ter at home, you can also do it at rest areas, gas stations, and McDonald's," Bu rns says. "If you can do that, will a 200-mile range do it?"GM CEO Rick Wagoner is the yin to Burns' yang, the man who tethers the H2istas' dreams to grim Detro it reality. "Consumers aren't in any way motivated to buy anything but the vehic le they want," Wagoner says, "and if you don't sell them what they want, they'll buy somebody else's." The plug-in-car experience, Wagoner explains, taught ever yone the folly of asking the public to adapt to technology instead of the other way around.As for government regulation forcing change, heaven forfend. "[Federa l efficiency standards] are a failure for good reason," Wagoner says. "They forc e automakers to make small cars people don't want." He embraces only one governm ent role: The Feds are the single entity big enough to break the chicken-and-egg problem by providing the incentives to build a hydrogen-fueling infrastructure.
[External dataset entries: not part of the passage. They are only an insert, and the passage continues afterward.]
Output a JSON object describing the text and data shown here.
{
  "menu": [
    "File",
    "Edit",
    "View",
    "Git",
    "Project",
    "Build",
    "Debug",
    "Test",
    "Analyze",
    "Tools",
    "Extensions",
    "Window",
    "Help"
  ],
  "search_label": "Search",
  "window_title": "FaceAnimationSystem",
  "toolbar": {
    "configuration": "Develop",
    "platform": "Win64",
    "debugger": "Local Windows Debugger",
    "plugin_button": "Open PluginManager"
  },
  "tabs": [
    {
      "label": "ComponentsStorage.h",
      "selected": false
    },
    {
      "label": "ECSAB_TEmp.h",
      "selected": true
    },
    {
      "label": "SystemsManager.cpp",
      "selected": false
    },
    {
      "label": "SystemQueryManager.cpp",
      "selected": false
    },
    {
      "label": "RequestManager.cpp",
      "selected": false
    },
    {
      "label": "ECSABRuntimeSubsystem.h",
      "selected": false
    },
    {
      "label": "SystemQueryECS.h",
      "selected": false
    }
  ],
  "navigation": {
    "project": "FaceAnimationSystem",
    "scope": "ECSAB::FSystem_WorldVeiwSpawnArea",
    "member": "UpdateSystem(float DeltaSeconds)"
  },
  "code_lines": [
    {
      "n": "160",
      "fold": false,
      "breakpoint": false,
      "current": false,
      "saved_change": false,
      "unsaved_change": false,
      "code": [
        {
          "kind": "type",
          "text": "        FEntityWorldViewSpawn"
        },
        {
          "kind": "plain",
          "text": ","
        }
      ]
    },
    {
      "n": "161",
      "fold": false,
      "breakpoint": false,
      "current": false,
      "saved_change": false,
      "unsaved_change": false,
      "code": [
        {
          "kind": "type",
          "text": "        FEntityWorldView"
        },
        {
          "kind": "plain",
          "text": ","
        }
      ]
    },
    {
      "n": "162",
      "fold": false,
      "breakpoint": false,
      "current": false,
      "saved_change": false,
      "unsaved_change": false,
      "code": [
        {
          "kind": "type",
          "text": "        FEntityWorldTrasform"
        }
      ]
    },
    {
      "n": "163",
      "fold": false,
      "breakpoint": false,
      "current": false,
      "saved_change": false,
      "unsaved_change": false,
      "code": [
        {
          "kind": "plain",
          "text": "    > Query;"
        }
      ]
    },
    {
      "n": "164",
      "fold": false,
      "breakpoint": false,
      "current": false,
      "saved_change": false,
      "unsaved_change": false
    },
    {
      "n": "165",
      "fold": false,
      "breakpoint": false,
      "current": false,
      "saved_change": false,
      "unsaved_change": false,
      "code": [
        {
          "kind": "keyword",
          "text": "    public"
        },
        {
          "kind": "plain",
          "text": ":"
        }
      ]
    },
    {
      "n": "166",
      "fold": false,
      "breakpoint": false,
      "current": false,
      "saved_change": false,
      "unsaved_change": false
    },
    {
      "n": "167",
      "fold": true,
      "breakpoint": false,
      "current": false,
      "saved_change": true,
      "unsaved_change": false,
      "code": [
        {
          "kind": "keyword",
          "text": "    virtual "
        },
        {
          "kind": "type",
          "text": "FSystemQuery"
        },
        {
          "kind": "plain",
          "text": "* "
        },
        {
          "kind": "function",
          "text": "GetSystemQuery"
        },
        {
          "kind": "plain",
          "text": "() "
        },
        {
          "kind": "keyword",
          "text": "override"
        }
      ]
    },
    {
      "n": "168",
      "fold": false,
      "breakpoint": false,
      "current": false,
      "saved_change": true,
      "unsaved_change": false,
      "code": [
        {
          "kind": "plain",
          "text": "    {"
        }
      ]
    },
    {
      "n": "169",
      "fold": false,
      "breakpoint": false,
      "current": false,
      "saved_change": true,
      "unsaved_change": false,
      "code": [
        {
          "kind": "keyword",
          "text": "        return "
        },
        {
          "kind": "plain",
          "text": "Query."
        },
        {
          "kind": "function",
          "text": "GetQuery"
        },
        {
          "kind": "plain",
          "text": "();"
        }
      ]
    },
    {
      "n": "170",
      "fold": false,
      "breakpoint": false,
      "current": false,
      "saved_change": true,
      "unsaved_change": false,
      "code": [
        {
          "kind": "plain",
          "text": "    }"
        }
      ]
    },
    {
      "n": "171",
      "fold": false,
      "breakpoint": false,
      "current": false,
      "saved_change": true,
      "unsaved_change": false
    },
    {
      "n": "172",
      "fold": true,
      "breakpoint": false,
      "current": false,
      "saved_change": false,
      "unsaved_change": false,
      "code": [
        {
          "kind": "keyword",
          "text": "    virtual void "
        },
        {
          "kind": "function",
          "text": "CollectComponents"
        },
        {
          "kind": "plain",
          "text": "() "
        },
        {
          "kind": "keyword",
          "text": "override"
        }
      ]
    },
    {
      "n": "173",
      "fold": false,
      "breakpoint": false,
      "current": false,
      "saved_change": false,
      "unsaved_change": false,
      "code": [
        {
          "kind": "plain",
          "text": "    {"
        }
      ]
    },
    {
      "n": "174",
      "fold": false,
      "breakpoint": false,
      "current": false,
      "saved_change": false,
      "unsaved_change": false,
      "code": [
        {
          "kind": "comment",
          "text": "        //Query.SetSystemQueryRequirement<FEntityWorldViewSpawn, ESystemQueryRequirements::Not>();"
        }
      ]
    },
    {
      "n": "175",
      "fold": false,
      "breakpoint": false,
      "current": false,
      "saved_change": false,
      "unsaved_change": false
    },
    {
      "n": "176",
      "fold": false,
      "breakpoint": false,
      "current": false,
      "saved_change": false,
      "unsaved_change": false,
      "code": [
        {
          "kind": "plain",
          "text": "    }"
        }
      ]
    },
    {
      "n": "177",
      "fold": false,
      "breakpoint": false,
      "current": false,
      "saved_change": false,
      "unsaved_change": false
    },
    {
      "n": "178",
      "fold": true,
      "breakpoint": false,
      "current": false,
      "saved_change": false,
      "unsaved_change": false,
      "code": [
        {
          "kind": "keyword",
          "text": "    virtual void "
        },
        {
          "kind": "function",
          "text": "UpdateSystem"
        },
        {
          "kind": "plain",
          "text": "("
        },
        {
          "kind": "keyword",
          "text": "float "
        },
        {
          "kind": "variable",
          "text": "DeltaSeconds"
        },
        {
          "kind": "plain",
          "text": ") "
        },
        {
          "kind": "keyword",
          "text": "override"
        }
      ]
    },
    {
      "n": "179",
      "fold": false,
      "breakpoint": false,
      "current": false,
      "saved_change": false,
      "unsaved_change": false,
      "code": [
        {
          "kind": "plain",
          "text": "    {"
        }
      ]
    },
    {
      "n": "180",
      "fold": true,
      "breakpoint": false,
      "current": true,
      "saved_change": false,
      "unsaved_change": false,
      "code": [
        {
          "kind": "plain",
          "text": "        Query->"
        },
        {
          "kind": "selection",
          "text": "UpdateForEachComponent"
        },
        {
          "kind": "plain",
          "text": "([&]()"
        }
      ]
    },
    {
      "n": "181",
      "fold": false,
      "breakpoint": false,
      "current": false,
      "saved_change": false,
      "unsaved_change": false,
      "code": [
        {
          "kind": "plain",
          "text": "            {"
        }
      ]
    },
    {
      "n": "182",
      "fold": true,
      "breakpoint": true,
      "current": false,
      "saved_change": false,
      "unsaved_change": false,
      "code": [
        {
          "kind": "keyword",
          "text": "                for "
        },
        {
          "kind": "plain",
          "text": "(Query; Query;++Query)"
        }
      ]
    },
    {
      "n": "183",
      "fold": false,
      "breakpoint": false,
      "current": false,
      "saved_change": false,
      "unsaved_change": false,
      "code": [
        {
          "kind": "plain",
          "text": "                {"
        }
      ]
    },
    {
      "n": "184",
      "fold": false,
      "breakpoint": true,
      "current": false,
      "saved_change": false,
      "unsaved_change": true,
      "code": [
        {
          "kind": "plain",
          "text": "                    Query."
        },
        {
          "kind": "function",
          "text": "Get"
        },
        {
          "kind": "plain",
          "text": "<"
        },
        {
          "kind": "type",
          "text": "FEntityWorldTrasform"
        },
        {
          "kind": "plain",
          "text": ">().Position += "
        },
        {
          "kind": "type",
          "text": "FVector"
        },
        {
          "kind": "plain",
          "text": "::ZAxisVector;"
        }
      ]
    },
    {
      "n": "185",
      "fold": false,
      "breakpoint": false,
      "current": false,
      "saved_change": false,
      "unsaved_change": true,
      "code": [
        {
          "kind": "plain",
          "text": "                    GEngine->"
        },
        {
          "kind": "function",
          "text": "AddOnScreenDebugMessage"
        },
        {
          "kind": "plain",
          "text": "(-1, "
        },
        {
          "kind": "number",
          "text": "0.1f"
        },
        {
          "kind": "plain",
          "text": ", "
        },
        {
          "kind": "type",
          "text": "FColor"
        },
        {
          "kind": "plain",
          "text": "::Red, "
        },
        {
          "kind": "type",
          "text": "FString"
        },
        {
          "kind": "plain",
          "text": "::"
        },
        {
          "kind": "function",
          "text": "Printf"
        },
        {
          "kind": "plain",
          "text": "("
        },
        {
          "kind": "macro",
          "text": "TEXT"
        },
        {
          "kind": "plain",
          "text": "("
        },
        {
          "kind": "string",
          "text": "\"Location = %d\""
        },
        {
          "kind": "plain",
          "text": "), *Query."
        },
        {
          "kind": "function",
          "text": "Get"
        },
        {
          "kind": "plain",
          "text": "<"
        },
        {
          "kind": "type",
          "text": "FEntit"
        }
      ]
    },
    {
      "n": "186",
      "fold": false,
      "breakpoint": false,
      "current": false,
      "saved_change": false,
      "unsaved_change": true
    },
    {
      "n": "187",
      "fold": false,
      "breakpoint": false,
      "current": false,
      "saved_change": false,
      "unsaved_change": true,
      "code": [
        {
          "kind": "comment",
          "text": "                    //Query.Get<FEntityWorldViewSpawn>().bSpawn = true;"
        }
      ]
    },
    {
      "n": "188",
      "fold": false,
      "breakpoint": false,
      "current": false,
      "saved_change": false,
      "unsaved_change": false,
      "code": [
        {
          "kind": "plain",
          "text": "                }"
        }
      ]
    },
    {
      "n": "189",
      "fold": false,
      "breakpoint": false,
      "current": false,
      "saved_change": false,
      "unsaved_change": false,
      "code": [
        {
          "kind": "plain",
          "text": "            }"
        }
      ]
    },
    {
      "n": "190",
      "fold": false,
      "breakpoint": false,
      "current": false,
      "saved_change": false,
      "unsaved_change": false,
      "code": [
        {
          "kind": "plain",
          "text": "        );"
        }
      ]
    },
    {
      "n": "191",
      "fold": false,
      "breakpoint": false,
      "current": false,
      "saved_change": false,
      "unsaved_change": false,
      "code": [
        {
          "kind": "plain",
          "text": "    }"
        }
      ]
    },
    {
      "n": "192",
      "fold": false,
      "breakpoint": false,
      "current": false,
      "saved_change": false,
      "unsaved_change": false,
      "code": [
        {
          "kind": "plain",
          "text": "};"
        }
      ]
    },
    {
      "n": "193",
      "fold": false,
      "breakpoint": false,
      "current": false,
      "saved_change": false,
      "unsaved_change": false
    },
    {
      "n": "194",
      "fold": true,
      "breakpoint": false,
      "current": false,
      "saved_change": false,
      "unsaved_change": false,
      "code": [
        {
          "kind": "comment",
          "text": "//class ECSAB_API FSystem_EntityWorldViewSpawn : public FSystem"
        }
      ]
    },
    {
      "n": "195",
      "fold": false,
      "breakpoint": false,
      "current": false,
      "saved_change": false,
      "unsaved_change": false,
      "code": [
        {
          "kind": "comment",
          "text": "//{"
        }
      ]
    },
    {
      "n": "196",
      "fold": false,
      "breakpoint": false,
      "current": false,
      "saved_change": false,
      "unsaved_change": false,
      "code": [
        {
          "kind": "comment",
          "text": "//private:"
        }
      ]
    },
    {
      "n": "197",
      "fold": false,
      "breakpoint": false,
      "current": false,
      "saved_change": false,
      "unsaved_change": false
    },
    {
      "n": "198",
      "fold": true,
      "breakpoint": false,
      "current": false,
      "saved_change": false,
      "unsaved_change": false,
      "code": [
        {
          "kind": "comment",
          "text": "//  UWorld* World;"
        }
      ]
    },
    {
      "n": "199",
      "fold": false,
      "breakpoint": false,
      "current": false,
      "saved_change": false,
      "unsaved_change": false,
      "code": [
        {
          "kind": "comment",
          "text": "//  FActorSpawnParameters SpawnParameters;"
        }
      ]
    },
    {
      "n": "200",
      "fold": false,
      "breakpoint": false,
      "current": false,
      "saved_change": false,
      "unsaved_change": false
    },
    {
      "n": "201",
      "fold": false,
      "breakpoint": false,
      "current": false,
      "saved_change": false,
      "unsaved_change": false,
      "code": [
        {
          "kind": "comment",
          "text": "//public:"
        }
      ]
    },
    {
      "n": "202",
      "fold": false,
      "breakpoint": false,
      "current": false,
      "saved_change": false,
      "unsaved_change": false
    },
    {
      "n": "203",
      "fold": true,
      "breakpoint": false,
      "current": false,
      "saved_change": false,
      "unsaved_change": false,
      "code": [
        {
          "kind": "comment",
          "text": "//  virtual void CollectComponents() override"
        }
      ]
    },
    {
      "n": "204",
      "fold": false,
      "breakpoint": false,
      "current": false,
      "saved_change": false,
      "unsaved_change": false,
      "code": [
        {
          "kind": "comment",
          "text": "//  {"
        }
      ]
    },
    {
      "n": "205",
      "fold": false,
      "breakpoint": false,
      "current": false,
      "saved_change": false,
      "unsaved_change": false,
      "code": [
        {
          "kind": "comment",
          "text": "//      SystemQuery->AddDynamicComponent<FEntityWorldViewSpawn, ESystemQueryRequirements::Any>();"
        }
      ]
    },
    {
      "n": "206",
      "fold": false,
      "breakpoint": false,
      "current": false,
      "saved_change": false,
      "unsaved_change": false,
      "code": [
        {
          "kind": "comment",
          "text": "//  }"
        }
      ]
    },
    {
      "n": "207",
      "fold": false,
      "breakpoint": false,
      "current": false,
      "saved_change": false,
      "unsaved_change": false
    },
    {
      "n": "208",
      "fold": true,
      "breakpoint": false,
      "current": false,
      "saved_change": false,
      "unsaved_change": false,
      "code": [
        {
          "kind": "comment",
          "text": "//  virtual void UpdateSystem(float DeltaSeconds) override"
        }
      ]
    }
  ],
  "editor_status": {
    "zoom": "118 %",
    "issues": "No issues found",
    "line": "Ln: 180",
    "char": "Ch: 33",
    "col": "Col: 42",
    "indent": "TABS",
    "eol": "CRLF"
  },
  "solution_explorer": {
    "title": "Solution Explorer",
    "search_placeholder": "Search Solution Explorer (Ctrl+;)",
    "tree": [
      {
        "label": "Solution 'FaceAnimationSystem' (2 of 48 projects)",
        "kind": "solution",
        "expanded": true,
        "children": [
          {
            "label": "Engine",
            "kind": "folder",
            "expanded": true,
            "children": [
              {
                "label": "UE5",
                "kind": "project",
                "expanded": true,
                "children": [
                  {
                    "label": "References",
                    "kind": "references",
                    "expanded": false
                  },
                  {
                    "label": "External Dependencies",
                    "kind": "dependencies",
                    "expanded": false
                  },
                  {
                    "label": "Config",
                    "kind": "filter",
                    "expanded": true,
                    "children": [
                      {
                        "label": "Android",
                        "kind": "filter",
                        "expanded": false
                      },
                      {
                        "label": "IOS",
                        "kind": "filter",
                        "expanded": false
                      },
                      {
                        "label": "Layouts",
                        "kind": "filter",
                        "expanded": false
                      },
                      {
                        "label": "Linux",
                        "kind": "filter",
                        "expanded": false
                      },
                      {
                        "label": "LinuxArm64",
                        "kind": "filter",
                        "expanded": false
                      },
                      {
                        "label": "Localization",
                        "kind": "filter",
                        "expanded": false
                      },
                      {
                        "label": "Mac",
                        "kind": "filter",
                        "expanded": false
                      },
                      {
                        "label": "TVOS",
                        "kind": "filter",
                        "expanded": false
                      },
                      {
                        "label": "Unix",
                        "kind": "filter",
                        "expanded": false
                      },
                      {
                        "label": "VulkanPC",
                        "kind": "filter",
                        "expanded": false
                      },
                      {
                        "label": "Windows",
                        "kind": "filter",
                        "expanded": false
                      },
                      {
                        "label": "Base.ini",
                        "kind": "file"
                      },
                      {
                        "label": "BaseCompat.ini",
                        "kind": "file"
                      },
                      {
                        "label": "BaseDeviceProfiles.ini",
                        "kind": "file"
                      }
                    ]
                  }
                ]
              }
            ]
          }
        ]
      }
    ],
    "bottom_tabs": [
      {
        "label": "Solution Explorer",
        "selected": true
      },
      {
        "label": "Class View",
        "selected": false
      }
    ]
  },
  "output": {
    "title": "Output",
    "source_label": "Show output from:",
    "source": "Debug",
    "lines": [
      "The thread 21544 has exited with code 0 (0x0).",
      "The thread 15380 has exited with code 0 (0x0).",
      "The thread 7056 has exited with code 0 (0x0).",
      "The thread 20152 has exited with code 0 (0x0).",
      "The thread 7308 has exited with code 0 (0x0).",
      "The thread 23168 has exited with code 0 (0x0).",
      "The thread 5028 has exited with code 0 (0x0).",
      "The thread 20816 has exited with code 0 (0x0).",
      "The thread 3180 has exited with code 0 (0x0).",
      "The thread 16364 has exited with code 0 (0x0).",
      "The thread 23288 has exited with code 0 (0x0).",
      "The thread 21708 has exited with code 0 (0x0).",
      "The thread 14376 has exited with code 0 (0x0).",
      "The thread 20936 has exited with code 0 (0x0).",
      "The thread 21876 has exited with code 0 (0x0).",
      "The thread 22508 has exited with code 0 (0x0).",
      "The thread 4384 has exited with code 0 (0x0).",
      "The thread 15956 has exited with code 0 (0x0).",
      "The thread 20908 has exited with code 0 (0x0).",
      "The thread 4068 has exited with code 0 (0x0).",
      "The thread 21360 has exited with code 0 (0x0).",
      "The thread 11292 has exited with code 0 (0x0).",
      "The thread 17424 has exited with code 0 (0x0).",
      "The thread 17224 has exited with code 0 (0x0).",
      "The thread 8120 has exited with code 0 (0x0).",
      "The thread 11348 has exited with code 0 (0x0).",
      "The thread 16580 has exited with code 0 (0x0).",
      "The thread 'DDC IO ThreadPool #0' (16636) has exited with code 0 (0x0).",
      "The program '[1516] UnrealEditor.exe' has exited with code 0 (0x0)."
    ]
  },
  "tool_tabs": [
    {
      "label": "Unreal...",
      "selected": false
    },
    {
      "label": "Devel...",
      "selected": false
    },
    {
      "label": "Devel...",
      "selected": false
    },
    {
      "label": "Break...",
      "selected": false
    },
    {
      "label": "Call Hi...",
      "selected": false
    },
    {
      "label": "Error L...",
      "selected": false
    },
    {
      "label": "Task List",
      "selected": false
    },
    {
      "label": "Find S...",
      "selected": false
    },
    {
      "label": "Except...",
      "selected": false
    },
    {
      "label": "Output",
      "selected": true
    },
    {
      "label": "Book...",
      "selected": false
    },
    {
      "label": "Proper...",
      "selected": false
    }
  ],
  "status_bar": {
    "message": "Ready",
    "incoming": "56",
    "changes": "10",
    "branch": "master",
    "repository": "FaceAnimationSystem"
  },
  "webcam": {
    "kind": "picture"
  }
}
Gestures like FreedomCAR, modest as they are, indicate to Wagoner that Washingt on may be willing to step in when the time is right. To Wagoner, the AUTOnomy - even without China - offers the chance to take t he car industry into the post-gasoline future without consigning the world to bl oodless little transport pods or, shudder, public transportation. "The payoff fo r us," he says, "could be huge."Get real, I reply. From here atop the Renaissanc e Center, does it really look as though the future of General Motors is in somet hing other than the internal combustion engine - the old-fashioned motor? Will t he Pistons change their name to the Membranes? "We're not betting the ranch," he says, leaning back and hooking his thumbs into his belt loops. "But if you want to be a big player in the auto industry," you have to embrace fuel cells in a real way. "And we're big. We wanna play."